*** Opening GIVEN DATA ***
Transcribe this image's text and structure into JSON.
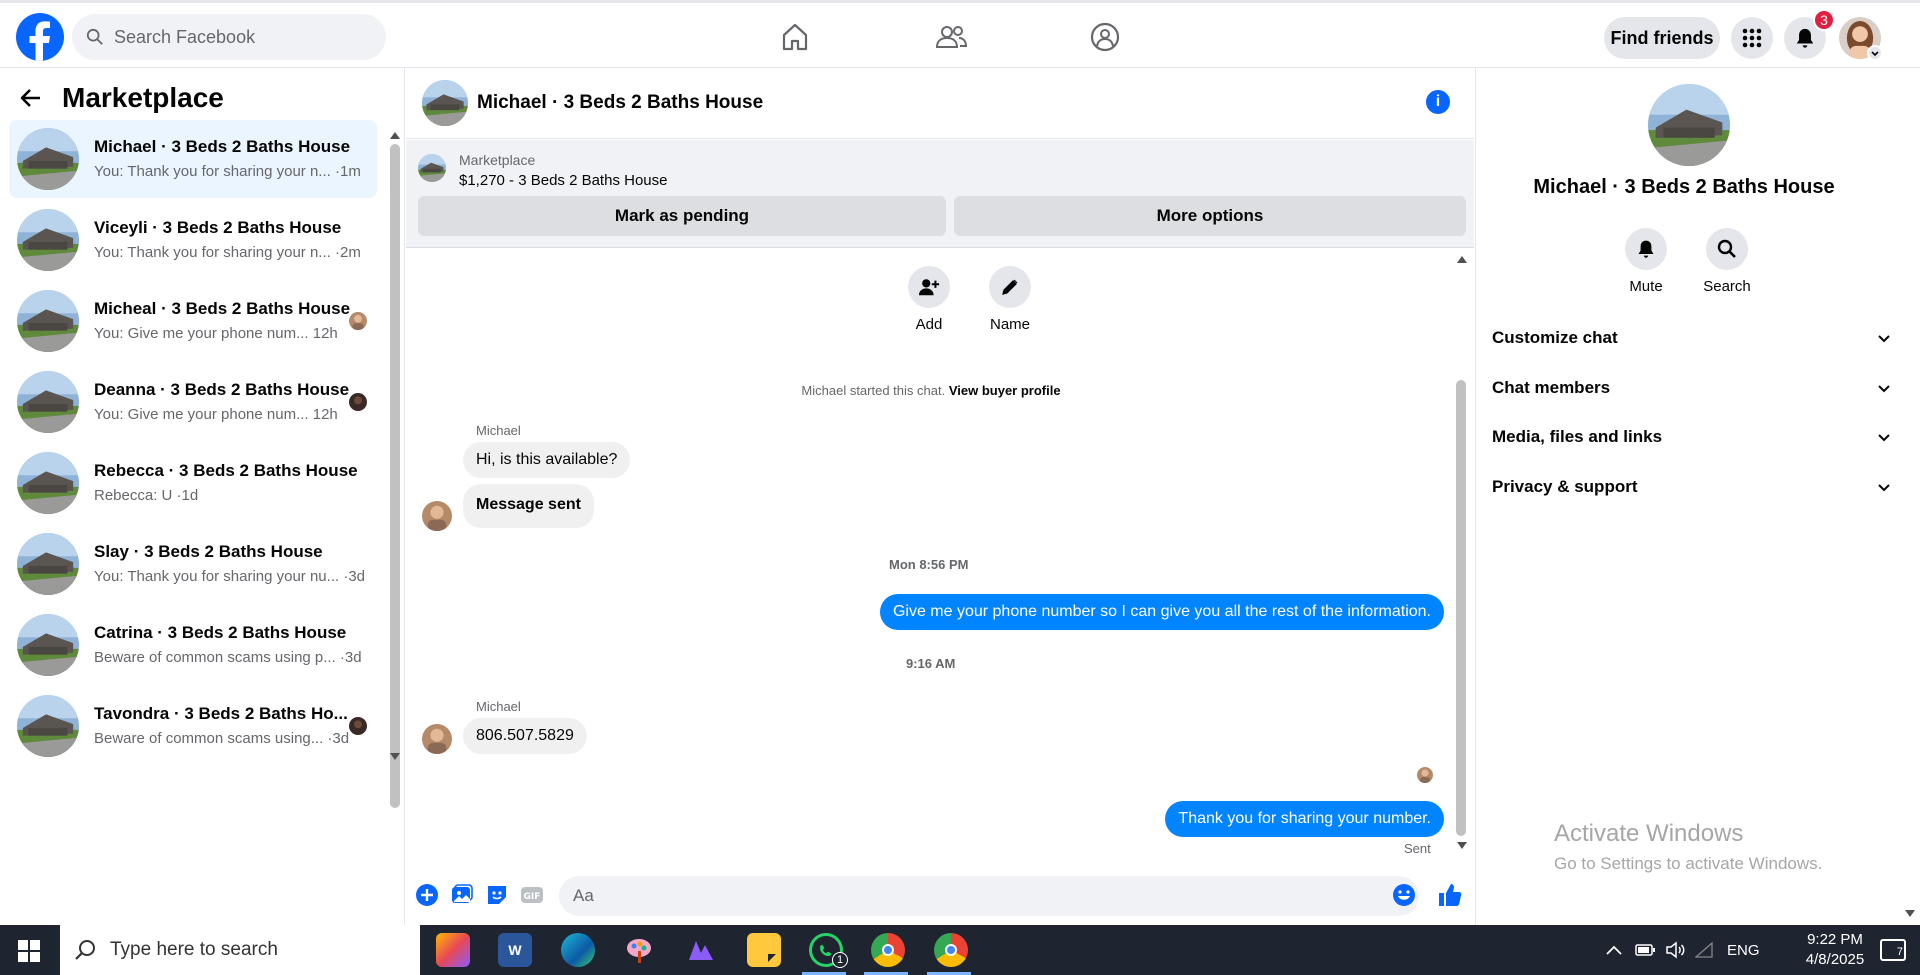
{
  "topbar": {
    "search_placeholder": "Search Facebook",
    "find_friends_label": "Find friends",
    "notifications_count": "3"
  },
  "sidebar": {
    "title": "Marketplace",
    "conversations": [
      {
        "title": "Michael · 3 Beds 2 Baths House",
        "preview": "You: Thank you for sharing your n... ·1m",
        "active": true
      },
      {
        "title": "Viceyli · 3 Beds 2 Baths House",
        "preview": "You: Thank you for sharing your n... ·2m"
      },
      {
        "title": "Micheal · 3 Beds 2 Baths House",
        "preview": "You: Give me your phone num...  12h"
      },
      {
        "title": "Deanna · 3 Beds 2 Baths House",
        "preview": "You: Give me your phone num...  12h"
      },
      {
        "title": "Rebecca · 3 Beds 2 Baths House",
        "preview": "Rebecca: U ·1d"
      },
      {
        "title": "Slay · 3 Beds 2 Baths House",
        "preview": "You: Thank you for sharing your nu... ·3d"
      },
      {
        "title": "Catrina · 3 Beds 2 Baths House",
        "preview": "Beware of common scams using p... ·3d"
      },
      {
        "title": "Tavondra · 3 Beds 2 Baths Ho...",
        "preview": "Beware of common scams using... ·3d"
      }
    ]
  },
  "chat": {
    "title": "Michael · 3 Beds 2 Baths House",
    "listing": {
      "label": "Marketplace",
      "price_title": "$1,270 - 3 Beds 2 Baths House",
      "pending_button": "Mark as pending",
      "more_button": "More options"
    },
    "actions": {
      "add": "Add",
      "name": "Name"
    },
    "system_text": "Michael started this chat.",
    "system_link": "View buyer profile",
    "messages": {
      "sender1": "Michael",
      "m1": "Hi, is this available?",
      "m2": "Message sent",
      "ts1": "Mon 8:56 PM",
      "m3": "Give me your phone number so I can give you all the rest of the information.",
      "ts2": "9:16 AM",
      "sender2": "Michael",
      "m4": "806.507.5829",
      "m5": "Thank you for sharing your number.",
      "status": "Sent"
    },
    "composer_placeholder": "Aa"
  },
  "details": {
    "title": "Michael · 3 Beds 2 Baths House",
    "mute_label": "Mute",
    "search_label": "Search",
    "sections": [
      "Customize chat",
      "Chat members",
      "Media, files and links",
      "Privacy & support"
    ]
  },
  "watermark": {
    "line1": "Activate Windows",
    "line2": "Go to Settings to activate Windows."
  },
  "taskbar": {
    "search_placeholder": "Type here to search",
    "whatsapp_badge": "1",
    "language": "ENG",
    "time": "9:22 PM",
    "date": "4/8/2025",
    "notif_count": "7"
  },
  "colors": {
    "brand": "#0866ff",
    "outgoing_bubble": "#0084ff",
    "badge": "#e41e3f"
  }
}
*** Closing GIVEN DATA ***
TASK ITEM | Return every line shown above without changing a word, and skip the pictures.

RESPONSE TO THIS TASK |
Transcribe this image's text and structure into JSON.
{
  "topbar": {
    "search_placeholder": "Search Facebook",
    "find_friends_label": "Find friends",
    "notifications_count": "3"
  },
  "sidebar": {
    "title": "Marketplace",
    "conversations": [
      {
        "title": "Michael · 3 Beds 2 Baths House",
        "preview": "You: Thank you for sharing your n... ·1m",
        "active": true
      },
      {
        "title": "Viceyli · 3 Beds 2 Baths House",
        "preview": "You: Thank you for sharing your n... ·2m"
      },
      {
        "title": "Micheal · 3 Beds 2 Baths House",
        "preview": "You: Give me your phone num...  12h"
      },
      {
        "title": "Deanna · 3 Beds 2 Baths House",
        "preview": "You: Give me your phone num...  12h"
      },
      {
        "title": "Rebecca · 3 Beds 2 Baths House",
        "preview": "Rebecca: U ·1d"
      },
      {
        "title": "Slay · 3 Beds 2 Baths House",
        "preview": "You: Thank you for sharing your nu... ·3d"
      },
      {
        "title": "Catrina · 3 Beds 2 Baths House",
        "preview": "Beware of common scams using p... ·3d"
      },
      {
        "title": "Tavondra · 3 Beds 2 Baths Ho...",
        "preview": "Beware of common scams using... ·3d"
      }
    ]
  },
  "chat": {
    "title": "Michael · 3 Beds 2 Baths House",
    "listing": {
      "label": "Marketplace",
      "price_title": "$1,270 - 3 Beds 2 Baths House",
      "pending_button": "Mark as pending",
      "more_button": "More options"
    },
    "actions": {
      "add": "Add",
      "name": "Name"
    },
    "system_text": "Michael started this chat.",
    "system_link": "View buyer profile",
    "messages": {
      "sender1": "Michael",
      "m1": "Hi, is this available?",
      "m2": "Message sent",
      "ts1": "Mon 8:56 PM",
      "m3": "Give me your phone number so I can give you all the rest of the information.",
      "ts2": "9:16 AM",
      "sender2": "Michael",
      "m4": "806.507.5829",
      "m5": "Thank you for sharing your number.",
      "status": "Sent"
    },
    "composer_placeholder": "Aa"
  },
  "details": {
    "title": "Michael · 3 Beds 2 Baths House",
    "mute_label": "Mute",
    "search_label": "Search",
    "sections": [
      "Customize chat",
      "Chat members",
      "Media, files and links",
      "Privacy & support"
    ]
  },
  "watermark": {
    "line1": "Activate Windows",
    "line2": "Go to Settings to activate Windows."
  },
  "taskbar": {
    "search_placeholder": "Type here to search",
    "whatsapp_badge": "1",
    "language": "ENG",
    "time": "9:22 PM",
    "date": "4/8/2025",
    "notif_count": "7"
  },
  "colors": {
    "brand": "#0866ff",
    "outgoing_bubble": "#0084ff",
    "badge": "#e41e3f"
  }
}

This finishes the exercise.